Participants at the roundtable contended that in spite of the promise of independence for sustainable industrial development and the observed progress in industrialisation in the 70s through the 80s in which Nigeria recorded significant growth in the manufacture of household goods, steel and engineering, textile and apparels as well as automobile assembly, industrial manufacturing had witnessed monumental decline in the last two decades with contribution to gross domestic product, GDP, standing at a meagre 4 per cent in 2012.
According to the communique, “The biggest problem facing rapid industrialization in the country over the past decade has been inadequate infrastructure in general and lack of power supply in particular. The current power generation of 4000 megawatts translate to a mere 30 watts per capital when average for developed economies is 2000 watts per capital and therefore grossly inadequate for home and industrial needs.
In fact over 60 per cent of the population are completely excluded from electricity supply.
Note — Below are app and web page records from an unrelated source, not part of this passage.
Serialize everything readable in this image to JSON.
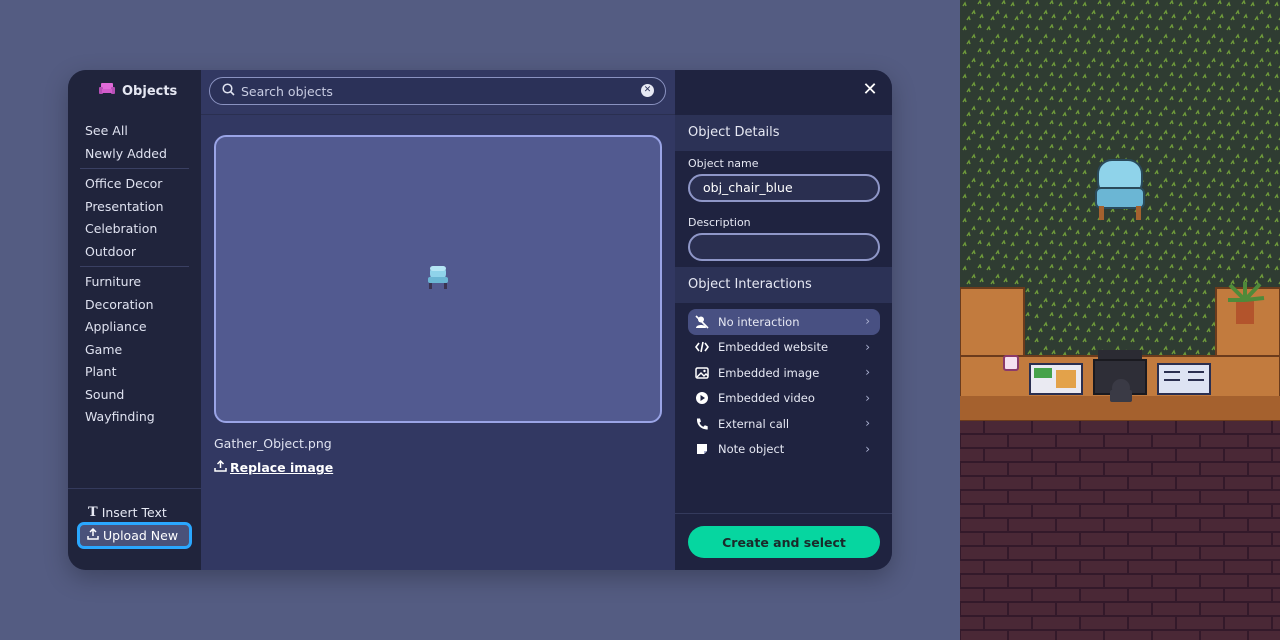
{
  "sidebar": {
    "title": "Objects",
    "groups": [
      [
        "See All",
        "Newly Added"
      ],
      [
        "Office Decor",
        "Presentation",
        "Celebration",
        "Outdoor"
      ],
      [
        "Furniture",
        "Decoration",
        "Appliance",
        "Game",
        "Plant",
        "Sound",
        "Wayfinding"
      ]
    ],
    "insert_text": "Insert Text",
    "upload_new": "Upload New"
  },
  "search": {
    "placeholder": "Search objects"
  },
  "preview": {
    "filename": "Gather_Object.png",
    "replace_label": "Replace image"
  },
  "details": {
    "header": "Object Details",
    "name_label": "Object name",
    "name_value": "obj_chair_blue",
    "description_label": "Description",
    "description_value": "",
    "interactions_header": "Object Interactions",
    "interactions": [
      {
        "label": "No interaction",
        "icon": "no-interaction-icon",
        "active": true
      },
      {
        "label": "Embedded website",
        "icon": "code-icon",
        "active": false
      },
      {
        "label": "Embedded image",
        "icon": "image-icon",
        "active": false
      },
      {
        "label": "Embedded video",
        "icon": "play-icon",
        "active": false
      },
      {
        "label": "External call",
        "icon": "phone-icon",
        "active": false
      },
      {
        "label": "Note object",
        "icon": "note-icon",
        "active": false
      }
    ],
    "create_button": "Create and select"
  },
  "colors": {
    "accent_green": "#06d6a0",
    "focus_blue": "#2aa7ff",
    "modal_bg": "#2a2f4f",
    "page_bg": "#545c82"
  }
}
In spite of the challenge of global competition the manufacturing industry as a whole generates around 72 per cent of its own energy needs at a greater cost. But operating with generators greatly increases the cost of manufacturing goods making it difficult for Nigerian goods to compete with cheaper imports. “
“The problems dovetail into the informal economy with its peculiar needs for electricity across rural and urban divide. There is a huge gap between the electricity needs estimated to be about 25,000 megawatts currently and the current electricity generation of 4,000 megawatts. That this gap will be further widened with increasing demand for electricity that is estimated to double in 2025.
The Federal Government should develop and follow an industrial policy that is supportive of local production through deliberate strategies of promoting competitive production through aggressive infrastructural support and a mix of well thought out macroeconomic framework that reward value addition and employment generation.”